These are a part of FAO’s commitment to support member countries participate in important international processes under the United Nations Framework Convention on Climate Change (UNFCCC).
FAO’s approach to food security and climate change can be found here.
- FAO stands for food security and poverty eradication. Our work is to ensure food security especially under the impacts of climate change. The
central importance of food security needs to be recognized in the post-2020 agreement. FAO supports UNFCCC as the central forum for climate change
The agricultural sectors are particularly exposed to the impacts of climate change and climate variability. The impacts are already felt today. We need to create more resilient food production systems that are better adapted to the changing climatic conditions especially in (poor) developing countries.

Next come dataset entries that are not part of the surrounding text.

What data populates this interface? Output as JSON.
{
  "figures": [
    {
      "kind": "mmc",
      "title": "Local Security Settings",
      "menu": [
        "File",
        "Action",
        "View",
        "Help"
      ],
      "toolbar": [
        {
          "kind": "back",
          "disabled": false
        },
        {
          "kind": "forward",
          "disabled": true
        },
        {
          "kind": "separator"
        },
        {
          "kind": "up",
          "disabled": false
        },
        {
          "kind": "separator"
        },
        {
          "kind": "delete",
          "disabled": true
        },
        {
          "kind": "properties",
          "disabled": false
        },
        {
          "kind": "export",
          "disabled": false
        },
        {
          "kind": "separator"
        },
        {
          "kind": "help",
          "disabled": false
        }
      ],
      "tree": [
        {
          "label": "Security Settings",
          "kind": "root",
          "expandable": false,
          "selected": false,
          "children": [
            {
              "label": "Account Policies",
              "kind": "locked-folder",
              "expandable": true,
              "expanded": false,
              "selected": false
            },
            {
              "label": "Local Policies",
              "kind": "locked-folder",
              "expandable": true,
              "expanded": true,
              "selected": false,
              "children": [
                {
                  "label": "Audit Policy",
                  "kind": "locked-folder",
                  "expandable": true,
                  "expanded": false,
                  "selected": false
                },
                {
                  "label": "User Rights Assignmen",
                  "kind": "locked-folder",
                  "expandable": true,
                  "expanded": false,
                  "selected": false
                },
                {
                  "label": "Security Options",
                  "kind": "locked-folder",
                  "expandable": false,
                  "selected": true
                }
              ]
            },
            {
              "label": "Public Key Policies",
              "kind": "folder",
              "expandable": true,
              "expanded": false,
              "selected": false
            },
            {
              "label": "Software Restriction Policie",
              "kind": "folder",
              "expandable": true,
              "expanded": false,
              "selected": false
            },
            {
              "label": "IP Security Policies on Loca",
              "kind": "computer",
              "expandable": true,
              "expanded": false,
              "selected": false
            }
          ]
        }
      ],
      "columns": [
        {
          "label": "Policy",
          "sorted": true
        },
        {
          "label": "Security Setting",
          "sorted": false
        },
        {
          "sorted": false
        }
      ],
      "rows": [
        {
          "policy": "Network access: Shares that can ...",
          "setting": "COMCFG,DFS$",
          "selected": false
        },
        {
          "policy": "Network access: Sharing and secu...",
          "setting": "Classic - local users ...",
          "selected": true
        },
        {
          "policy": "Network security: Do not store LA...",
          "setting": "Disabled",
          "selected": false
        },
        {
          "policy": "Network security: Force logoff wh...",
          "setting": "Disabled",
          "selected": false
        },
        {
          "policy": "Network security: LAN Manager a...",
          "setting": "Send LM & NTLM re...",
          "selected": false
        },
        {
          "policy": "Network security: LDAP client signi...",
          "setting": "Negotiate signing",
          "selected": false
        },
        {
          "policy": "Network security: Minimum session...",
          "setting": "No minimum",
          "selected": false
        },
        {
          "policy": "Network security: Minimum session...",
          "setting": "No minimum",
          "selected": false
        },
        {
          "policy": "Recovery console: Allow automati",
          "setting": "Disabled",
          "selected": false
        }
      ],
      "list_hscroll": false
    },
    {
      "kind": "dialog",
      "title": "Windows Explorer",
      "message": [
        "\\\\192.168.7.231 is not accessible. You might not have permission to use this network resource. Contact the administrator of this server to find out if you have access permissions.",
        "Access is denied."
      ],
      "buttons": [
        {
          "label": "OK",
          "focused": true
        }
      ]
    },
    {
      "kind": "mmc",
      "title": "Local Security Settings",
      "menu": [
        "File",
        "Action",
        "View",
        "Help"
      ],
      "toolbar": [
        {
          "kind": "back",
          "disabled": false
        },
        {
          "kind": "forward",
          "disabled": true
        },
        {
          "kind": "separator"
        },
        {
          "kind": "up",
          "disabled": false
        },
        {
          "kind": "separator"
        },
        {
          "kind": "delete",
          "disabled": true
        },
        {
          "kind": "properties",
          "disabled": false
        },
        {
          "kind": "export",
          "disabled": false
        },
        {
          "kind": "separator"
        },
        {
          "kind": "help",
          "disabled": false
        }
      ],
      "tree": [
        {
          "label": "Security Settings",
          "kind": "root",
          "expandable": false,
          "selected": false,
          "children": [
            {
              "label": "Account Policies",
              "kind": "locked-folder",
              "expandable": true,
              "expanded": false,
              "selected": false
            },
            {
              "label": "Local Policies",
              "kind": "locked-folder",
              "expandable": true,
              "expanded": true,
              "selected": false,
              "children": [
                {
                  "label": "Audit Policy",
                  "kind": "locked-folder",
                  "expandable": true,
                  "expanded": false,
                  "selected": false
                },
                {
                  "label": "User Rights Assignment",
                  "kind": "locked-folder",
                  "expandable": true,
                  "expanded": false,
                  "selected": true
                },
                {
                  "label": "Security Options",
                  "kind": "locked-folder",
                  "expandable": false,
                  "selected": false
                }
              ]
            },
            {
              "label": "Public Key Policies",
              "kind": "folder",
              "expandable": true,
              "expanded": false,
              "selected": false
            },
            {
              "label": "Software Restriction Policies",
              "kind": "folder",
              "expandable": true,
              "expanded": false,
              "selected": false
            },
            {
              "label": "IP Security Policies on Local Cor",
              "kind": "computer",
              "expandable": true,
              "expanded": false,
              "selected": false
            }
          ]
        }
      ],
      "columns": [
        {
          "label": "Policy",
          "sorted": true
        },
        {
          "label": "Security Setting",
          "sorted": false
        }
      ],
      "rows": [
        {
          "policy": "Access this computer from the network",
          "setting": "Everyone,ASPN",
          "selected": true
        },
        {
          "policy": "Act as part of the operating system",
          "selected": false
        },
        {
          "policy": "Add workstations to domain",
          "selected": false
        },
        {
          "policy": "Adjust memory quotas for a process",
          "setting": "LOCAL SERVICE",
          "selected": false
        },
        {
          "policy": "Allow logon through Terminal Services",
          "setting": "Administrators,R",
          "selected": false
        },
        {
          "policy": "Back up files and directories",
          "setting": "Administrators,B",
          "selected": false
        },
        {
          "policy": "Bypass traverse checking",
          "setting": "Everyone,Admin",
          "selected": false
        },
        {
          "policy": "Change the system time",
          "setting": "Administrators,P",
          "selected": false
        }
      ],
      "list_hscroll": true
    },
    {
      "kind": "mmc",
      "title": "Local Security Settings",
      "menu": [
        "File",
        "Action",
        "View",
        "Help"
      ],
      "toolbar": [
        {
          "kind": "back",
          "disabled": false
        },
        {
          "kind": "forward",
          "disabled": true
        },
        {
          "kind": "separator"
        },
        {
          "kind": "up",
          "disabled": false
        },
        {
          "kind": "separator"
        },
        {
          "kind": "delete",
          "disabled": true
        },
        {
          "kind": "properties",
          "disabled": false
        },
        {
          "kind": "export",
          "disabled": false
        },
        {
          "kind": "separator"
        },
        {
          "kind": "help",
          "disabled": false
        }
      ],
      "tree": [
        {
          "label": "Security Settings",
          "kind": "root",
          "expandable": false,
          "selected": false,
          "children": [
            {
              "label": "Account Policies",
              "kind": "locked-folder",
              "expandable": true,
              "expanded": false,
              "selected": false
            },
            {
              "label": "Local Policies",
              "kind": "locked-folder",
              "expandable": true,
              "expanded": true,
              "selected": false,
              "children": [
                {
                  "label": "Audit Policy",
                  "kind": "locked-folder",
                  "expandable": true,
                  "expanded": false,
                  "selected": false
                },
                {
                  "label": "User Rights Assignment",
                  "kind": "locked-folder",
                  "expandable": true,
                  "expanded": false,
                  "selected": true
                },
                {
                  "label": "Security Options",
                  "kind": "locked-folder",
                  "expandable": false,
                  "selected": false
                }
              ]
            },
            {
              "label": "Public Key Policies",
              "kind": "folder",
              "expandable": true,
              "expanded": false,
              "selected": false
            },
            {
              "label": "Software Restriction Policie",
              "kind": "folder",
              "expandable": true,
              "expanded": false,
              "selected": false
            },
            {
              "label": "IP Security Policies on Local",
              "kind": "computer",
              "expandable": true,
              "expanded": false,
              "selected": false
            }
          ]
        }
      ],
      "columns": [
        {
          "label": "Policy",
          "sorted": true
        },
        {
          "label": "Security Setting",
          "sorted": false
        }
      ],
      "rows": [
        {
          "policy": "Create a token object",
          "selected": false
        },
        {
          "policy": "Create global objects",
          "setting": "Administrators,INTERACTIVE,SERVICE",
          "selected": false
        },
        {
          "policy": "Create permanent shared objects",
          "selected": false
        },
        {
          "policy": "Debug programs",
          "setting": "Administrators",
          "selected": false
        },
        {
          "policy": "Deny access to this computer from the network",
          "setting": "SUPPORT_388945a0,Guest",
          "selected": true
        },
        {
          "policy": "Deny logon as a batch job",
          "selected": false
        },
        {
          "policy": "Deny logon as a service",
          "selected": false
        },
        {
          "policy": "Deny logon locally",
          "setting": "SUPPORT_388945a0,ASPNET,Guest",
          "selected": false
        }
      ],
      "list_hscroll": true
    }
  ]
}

At the same time, the global population grows. We need to sustainably increase the productivity of agricultural sectors. The right policies to
ensure food security and build resilience and productivity typically come with substantial benefits, particularly for the rural poor. Better watershed management, improved soil quality and gender empowerment are only some examples.
In addition to ensuring food security and adapting to the impacts of climate change, mitigation and the potential to sequester emissions in soils and trees can be an important additional benefit. There will be challenges for the sector, but there will also be opportunities – if we get the global policies right. That means, looking holistically at all the services farmers provide –not only food production.
This will require a paradigm shift from the dominant input intensive approach to more sustainable and resilient food systems. This change has a cost – a cost that poor farmers, fisherfolk, foresters, and indigenous communities, especially in developing countries, cannot pay alone.
Climate change can only be addressed in an “all of government” approach. Therefore, Ministries of agriculture, fisheries and forestry need to be at the table when countries develop and implement domestic policies to address climate change and national positions for the negotiations. Making agriculture and our food systems more resilient and sustainable should be an overarching political and development priority, not only for the agricultural sectors.